Logan proleptically elides slivers of Wilde’s last great work, as if during the articulation of De Profundis another work’s erupting. So The Ballad of Reading Gaol breaks out in an explosion of grief and remembered fear and pity. And that letter. That sonnet. We’re drawn inexorably back to the PTSD of that trail. And how Wilde would hate acronyms.  Still, every day he wept the same time as the moment on November 13th 1895 he was transferred to Reading, on Clapham Junction station in chains to be laughed at, even more so when people knew who he was.

Then there’s the death of his mother before whom he’s inarticulate.  Next year, 1898, his wife’s death and the intolerable Marquess of Queensbury’s might have excited strangely opposite feelings, but that’s outside the span here.

Wilde moves to contemplating fellow-prisoners: kindness from staff and those who feel he’s got it harder than them: he shouldn’t be here. ‘They talk not of being in prison but of one in trouble’ he wonders.
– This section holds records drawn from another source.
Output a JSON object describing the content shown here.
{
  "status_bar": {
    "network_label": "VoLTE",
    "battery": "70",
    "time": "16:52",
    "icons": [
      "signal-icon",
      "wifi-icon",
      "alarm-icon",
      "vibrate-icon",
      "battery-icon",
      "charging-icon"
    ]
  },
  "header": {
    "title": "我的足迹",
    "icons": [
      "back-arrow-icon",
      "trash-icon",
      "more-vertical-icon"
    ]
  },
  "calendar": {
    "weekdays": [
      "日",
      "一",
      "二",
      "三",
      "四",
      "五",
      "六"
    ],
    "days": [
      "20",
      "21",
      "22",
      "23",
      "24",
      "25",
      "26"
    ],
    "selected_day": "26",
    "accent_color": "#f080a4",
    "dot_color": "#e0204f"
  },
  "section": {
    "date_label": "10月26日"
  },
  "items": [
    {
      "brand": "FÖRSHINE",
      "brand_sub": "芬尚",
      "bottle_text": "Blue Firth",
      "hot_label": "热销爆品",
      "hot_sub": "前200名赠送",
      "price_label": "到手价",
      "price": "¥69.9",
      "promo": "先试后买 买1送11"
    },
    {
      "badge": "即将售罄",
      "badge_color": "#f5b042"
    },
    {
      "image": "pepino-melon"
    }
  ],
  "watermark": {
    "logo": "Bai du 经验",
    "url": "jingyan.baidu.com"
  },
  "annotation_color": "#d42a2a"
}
Like Wordsworth before him, with greater abjection, he can say ‘a deep distress hath humanised my soul.’ We’re thrust into lyrical memory.

Pleasure and joy are what Wilde thought he was offering Bosie, but it’s a calvary.

Directed by Gareth Armstrong with music directed by Simon Slater for JST’s Footprints Festival, it’s designed by Louie Whitmore. Lighting by Johanna Town a occasionally suggests a warm study; more often chill blues, violets, hopeless dawns. On occasion there’s shadows of prison bars too.

The second act seems to prelude a more valedictory pace. It’s lit with Italianate sunshine, tablecloth topped with carafe, glass, a yellow rose; a now beige linen jacket from a summer suit slung over the chair. You’d think we’re in that day Bosie might show up. Life’s beginning over.

No. Wilde’s drawn back into his great prison ballad; a recitation, recollected in bitter sun, arising from both prison witness and as we‘ve just seen, personal betrayal. It’s not just Logan’s inflections, breaking into song; slowings, bursts of anguish, anger, quivering pain. Circling, occasionally sitting, Logan reminds us Wilde fights back even here, at the heart of the next literary generation, though Kipling’s tales and verses had begun precociously alongside the late-developing Wilde. Kipling’s soldiers’ ballads are here transformed to hanging a soldier for killing the woman he loved. Kipling’s 1890 ‘Danny Deever’ is taken to a transcendental exequy.

Slater’s soundscape invokes liminal eeriness, faint rasps and choric effects.  There’s a piano like an Irish harp, which with a violin occasionally plays out with a chamber elegance; a theatre of cruelty and redemption undercuts them in Logan’s devastating palate. With a brief interval this 114-minute traversal is the most authoritative – solely in Wilde’s words, and perhaps otherwise – I’ve seen.

A jewel of inhabiting, Logan’s voice eschews those easy grandeurs assumed as Wilde’s, for something more convincing: the Magdalen aesthete, staring into the abyss of one of his commas.